It’s been nearly a month since President Joe Biden disbanded the 1776 Commission, an effort by former President Donald Trump to promote a more “patriotic education.” 

And while some University of Maryland students and professors are glad the commission was disbanded, they say more education reform is needed to provide students with an unfiltered look at Black history in America. 

Trump put the commission together in September 2020, according to the Associated Press. He hoped the commission’s report, dubbed the 1776 Report, would be used in classrooms across the nation. It glorified America’s founders and downplayed major events and issues in Black history, such as slavery, and claimed that the civil rights movement conflicted with the original ideals of the Founding Fathers. 

Dr. Jason Nichols, a lecturer in the African American Studies Department, said the 1776 Commission and its report were a direct response to the New York Times’ 1619 Project. The project aimed to reexamine American history starting in 1619, when the first slave ships came to the United States, as well as the long-term effects of slavery. 

Nichols said he grew frustrated when he first saw the report and thought it was “nonsense.” Not only did the report lack academics, historians and overall diversity, but the commission was trying to paint a perfect picture of America, he said. 

Nichols pressed the importance of learning about the “unsanitized version of history.” Those who do not know it are doomed to repeat it, he said. 

“This is an attempt to whitewash history. It’s an attempt to really sanitize certain parts of American history.
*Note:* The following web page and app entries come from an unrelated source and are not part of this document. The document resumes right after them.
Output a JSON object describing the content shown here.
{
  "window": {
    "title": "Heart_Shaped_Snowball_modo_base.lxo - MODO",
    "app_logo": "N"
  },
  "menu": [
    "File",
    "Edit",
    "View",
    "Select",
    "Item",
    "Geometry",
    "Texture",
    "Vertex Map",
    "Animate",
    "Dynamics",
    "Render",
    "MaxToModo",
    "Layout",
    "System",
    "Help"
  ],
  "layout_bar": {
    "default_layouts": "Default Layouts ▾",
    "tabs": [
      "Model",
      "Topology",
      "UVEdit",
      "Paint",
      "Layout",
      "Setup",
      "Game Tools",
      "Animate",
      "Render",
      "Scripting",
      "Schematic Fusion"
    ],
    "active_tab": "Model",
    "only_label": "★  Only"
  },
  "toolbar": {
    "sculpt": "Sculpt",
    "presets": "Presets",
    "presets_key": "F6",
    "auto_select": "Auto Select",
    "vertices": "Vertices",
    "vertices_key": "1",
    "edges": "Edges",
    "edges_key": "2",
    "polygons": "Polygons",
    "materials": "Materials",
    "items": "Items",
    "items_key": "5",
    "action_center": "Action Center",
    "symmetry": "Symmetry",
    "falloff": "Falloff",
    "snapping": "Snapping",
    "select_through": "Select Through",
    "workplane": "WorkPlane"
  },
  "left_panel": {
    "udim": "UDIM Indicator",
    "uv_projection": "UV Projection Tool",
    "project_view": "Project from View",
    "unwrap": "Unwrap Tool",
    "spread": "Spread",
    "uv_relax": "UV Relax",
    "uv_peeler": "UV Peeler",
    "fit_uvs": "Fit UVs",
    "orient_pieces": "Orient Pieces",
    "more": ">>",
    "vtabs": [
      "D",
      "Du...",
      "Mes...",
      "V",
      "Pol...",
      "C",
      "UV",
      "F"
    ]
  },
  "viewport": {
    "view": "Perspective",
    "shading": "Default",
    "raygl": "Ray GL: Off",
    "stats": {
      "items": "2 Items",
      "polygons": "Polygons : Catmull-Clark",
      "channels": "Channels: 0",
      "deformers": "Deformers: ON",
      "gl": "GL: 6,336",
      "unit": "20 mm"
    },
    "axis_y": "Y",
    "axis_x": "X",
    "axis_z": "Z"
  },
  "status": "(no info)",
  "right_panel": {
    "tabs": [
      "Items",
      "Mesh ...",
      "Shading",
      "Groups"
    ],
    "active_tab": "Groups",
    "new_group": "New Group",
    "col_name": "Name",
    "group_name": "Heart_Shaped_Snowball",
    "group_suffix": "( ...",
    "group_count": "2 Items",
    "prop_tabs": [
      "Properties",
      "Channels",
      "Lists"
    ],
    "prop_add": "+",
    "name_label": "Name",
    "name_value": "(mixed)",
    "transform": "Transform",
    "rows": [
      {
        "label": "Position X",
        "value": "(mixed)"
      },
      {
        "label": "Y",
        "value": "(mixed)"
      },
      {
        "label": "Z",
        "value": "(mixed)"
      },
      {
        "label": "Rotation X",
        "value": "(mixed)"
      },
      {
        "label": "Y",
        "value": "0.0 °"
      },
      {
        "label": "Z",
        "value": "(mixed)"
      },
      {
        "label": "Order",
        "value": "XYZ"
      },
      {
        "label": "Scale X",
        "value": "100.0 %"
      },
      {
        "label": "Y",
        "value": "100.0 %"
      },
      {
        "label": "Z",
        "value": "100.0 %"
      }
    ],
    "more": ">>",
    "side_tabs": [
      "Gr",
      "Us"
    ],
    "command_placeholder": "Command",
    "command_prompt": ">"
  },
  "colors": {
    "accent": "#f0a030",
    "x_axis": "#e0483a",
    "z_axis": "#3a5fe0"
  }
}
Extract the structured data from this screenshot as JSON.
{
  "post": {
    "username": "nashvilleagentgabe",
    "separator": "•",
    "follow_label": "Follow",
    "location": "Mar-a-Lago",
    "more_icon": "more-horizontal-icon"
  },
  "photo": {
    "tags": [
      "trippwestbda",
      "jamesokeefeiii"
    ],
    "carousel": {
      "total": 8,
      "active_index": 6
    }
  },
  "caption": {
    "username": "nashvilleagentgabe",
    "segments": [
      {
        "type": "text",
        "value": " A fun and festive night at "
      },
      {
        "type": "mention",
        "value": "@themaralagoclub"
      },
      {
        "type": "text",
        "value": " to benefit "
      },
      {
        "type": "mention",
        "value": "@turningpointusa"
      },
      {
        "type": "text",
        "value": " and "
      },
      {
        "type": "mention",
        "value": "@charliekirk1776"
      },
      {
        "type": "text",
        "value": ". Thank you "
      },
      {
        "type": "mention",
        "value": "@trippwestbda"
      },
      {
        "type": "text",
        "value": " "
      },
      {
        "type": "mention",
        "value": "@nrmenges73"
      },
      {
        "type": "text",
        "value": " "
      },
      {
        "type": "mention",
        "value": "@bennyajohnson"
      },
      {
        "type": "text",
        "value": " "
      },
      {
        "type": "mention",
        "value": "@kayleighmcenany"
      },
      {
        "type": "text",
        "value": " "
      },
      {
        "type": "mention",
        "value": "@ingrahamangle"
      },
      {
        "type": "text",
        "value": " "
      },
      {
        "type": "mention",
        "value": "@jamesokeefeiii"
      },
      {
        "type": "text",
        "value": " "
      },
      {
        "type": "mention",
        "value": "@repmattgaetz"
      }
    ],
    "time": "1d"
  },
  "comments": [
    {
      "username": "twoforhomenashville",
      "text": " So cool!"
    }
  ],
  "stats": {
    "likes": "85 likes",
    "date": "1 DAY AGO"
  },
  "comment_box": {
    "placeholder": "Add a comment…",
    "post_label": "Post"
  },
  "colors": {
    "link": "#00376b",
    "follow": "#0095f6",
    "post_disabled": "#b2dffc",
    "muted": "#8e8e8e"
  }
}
And that’s not good for America,” Nichols said. 

[UMD professors say Biden’s education policies could boost student interest in Black history]

But he says he still found hope in his classrooms. His students are engaged and their enthusiasm to learn about their history is contagious. But when his students come in, they don’t know about major figures like Ella Baker — someone who Nichols believes is arguably more important than Martin Luther King, Jr. in the modern civil rights movement. He doesn’t blame the students, though; he blames the education system, he said. 

Pauline Sow, the Student Government Association’s director of diversity and inclusion, went to a private school in Washington, D.C., that was 93 percent white. Teachers barely touched on Black history she said, only scratching the surface of slavery, civil rights and apartheid. They didn’t even learn about colonization in Africa, she said. 

As the Black Lives Matter movement swept across the country last year, conversations about the importance and value of Black history rose alongside it. Trump, though, wasted no time to try to squander it, said Sow, a senior dance, economics and government and politics major. To her, it shows the power of education and having conversations about systemic racism.

But despite Biden’s actions, Sow said she thinks the country is still at a standstill. Biden may have repealed the report and disbanded the commission, but he put nothing in its place to continue the conversation, Sow added. She worries that schools are going to continue to ignore Black history. 

“At the end of the day, it’s like things are back to the way they were, and not necessarily progressing, which I think is also a bit of an issue,” she said. 

[UMD community is optimistic the Biden administration will revitalize Title IX regulations]

Alysa Conway, a senior government and politics and public policy major, echoed Sow’s sentiments. While Biden revoking the commission is a step in the right direction, it’s still scary this commission came to fruition in the first place, she said. 

Conway also went to a predominantly white school in Cecil County, a rural area in the state of Maryland. There, no one really took Black history seriously and whenever it was brought up, the environment was eerie and tense, Conway recalled. She learned most of her history through her family and their stories, along with taking the initiative to learn about it herself. 

By shedding out ignorance and gaining unfiltered knowledge, Conway said she believes that’s how we can move forward, especially when that knowledge is in the hands of people with power.

“Knowledge is definitely power in this circumstance, where we can really be able to learn how to unlearn our whitewashed history and move in a positive direction towards learning about our history for what it truly is and how we can grow from it,” Conway said.